Obama admin presses Supreme Court to revive demand-response regs

Source: Jeremy P. Jacobs, E&E reporter • Posted: Tuesday, July 14, 2015

The Obama administration on Friday urged the Supreme Court to reverse a lower-court ruling invalidating a major initiative to encourage reduced electricity consumption.

Solicitor General Donald Verrilli argued in court documents that the federal appeals court ruling misread the Federal Power Act and that the Federal Energy Regulatory Commission deserves deference in its interpretation of the law.

At issue is FERC’s 2011 Order 745, which requires grid operators to compensate electricity users for committing to not use power at peak times at the same rate as the operators purchase electricity from generators.

The practice, known as demand response, seeks to establish parity between selling electricity into the grid and reducing electricity use. The order, hailed by environmental groups, primarily affected third-party demand-response providers, which pool unused energy from facilities like condominiums, hospitals, universities and factories.

Grid operators and power providers challenged the regime in court, claiming that the regulations infringe on retail electricity sales, such as interactions with ratepayers like homeowners. The Federal Power Act, they argued, allows FERC regulation only of wholesale electricity sales, such as those from the grid to a power provider for resale.

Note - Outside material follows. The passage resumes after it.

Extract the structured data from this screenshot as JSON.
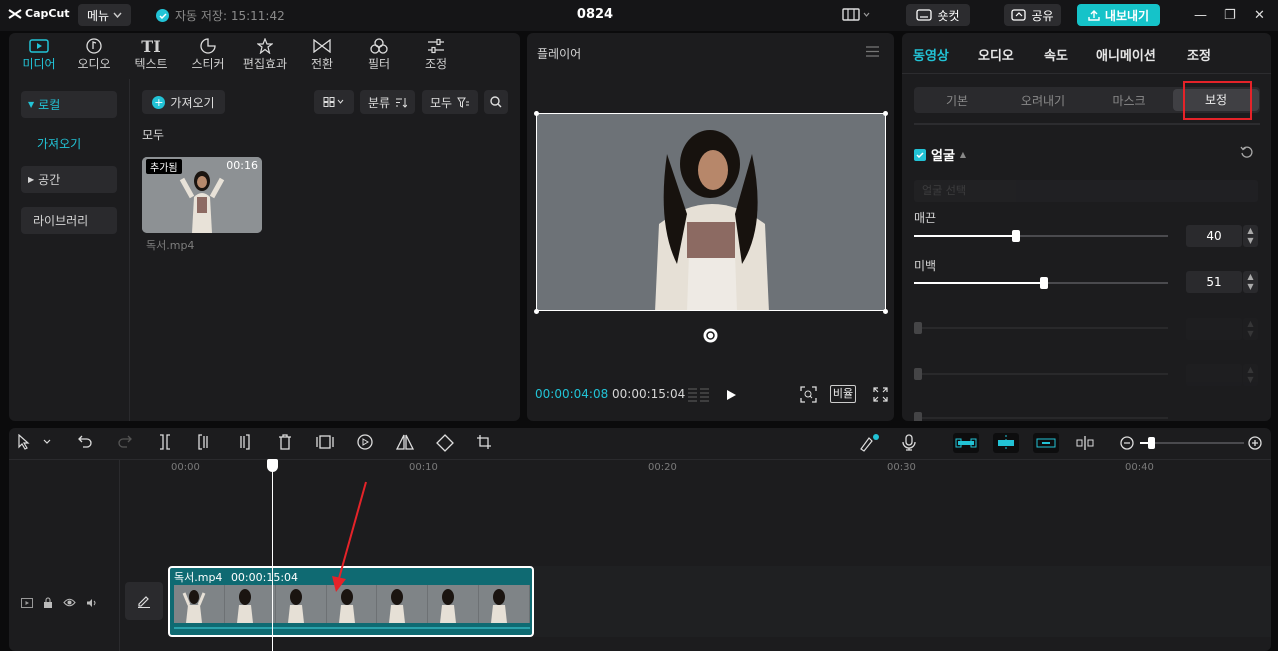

Retail, they contended, is left to the states to regulate.

The U.S. Court of Appeals for the District of Columbia Circuit agreed in May 2014 in a split decision that vacated the regulations (Greenwire, May 23, 2014).

Verrilli and the Obama administration appealed the case to the Supreme Court, and the justices granted review (Greenwire, May 4).

In a brief filed Friday, Verrilli argued that the D.C. Circuit’s decision “erred” because the Federal Power Act explicitly grants FERC authority to regulate the “level of compensation that wholesale-market operators pay for demand-response commitments.”

“That effect could not be more substantial and direct,” he wrote. “The payments are an integral part of setting rates and balancing supply and demand in wholesale auction markets, and they are recouped directly from wholesale purchasers through wholesale rates.”

Verrilli added that the prohibition that challengers contend exists regarding FERC regulation of retail rates doesn’t exist.

“If a practice directly affects wholesale rates, FERC has the authority — and duty — to ensure that the practice is just and reasonable,” he wrote, “regardless of whether the practice or FERC’s regulatory approach also significantly affects the retail market.”

Lastly, Verrilli argued that FERC’s reading of the law is entitled to deference from the court.

The Supreme Court will hear arguments in FERC v. Electric Power Supply Association when it returns from recess in October.

Click here for the brief.